“So can I set up my exhibit?”
“The thing is–”
“It goes in the toilet.” And it really does. Feathers. Lining the toilet bowl. And a handwritten sign: “Guys -Please sit to pee - do not lift the rim - Thanks-“ This is the only part of the installation visible to the naked eye. “You’re supposed to pee on the feathers,” she explains. Tomorrow, the toilet bowl will be a mix of urine and toilet paper and feathers. It will be an easy installation to dispose.
“The problem is,” Seth begins, quietly reasserting his role, “my installation goes in the tub and I’m gonna to have to get all up in there to put it together and you probably don’t want me climbing all over what you’re doing.”
Embry’s exhibit is a canvas painted in geometric whites and blacks. That goes in the tub. Thick black yarn spiders out from the vents and to the floor, taped with electricians’ tape. It is intended evoke the ghost of Dylan Thomas, who died while a resident at the Chelsea, whose presence, Embry explains, still lingers in the walls and pipes. The artist with the toilet installation has no choice but to wait.
Which isn’t a problem. In the end, with time to spare, the artists’ exhibits have come together. The cat-girl is staying put on the wall, big beautiful brunehilde is framed, the fingerbanged vulva is properly positioned, the golem figurines are in their hand-shined case, the feathers are in the toilet, the mutant robot uprising is complete, and Dylan Thomas wafts from the vents.
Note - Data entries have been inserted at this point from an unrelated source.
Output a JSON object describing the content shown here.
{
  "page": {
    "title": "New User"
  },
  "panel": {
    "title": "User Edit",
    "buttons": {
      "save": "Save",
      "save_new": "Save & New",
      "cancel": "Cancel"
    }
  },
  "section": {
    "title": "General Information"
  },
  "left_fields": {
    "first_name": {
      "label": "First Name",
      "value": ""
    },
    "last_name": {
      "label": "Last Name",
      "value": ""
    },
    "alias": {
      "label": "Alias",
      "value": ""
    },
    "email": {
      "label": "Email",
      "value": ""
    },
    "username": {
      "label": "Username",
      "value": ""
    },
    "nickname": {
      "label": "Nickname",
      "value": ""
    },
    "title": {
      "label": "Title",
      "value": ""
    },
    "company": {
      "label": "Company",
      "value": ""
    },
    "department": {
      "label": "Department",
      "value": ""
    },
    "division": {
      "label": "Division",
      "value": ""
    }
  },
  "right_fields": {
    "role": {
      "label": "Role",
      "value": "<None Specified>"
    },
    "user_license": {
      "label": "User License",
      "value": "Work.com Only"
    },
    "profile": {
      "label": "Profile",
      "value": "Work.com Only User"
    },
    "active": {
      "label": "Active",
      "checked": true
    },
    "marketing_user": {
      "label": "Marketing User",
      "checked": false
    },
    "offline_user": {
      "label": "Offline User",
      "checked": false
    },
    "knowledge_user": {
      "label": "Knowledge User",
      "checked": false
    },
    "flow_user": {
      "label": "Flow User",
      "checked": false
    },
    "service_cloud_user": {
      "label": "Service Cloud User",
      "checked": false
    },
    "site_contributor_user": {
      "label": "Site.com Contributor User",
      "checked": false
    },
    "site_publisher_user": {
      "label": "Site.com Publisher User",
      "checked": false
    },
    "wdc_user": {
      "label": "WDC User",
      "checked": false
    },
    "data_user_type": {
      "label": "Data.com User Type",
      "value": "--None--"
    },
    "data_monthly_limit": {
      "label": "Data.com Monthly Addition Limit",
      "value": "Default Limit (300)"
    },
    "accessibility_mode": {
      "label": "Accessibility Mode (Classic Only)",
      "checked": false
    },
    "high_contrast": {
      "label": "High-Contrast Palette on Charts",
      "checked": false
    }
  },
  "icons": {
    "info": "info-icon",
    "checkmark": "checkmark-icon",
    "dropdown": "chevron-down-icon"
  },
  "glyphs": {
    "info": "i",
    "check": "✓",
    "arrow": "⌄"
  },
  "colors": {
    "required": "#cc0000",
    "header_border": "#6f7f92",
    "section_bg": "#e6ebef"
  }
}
There’s even a time for a beer run.
All that’s left, now, is the show.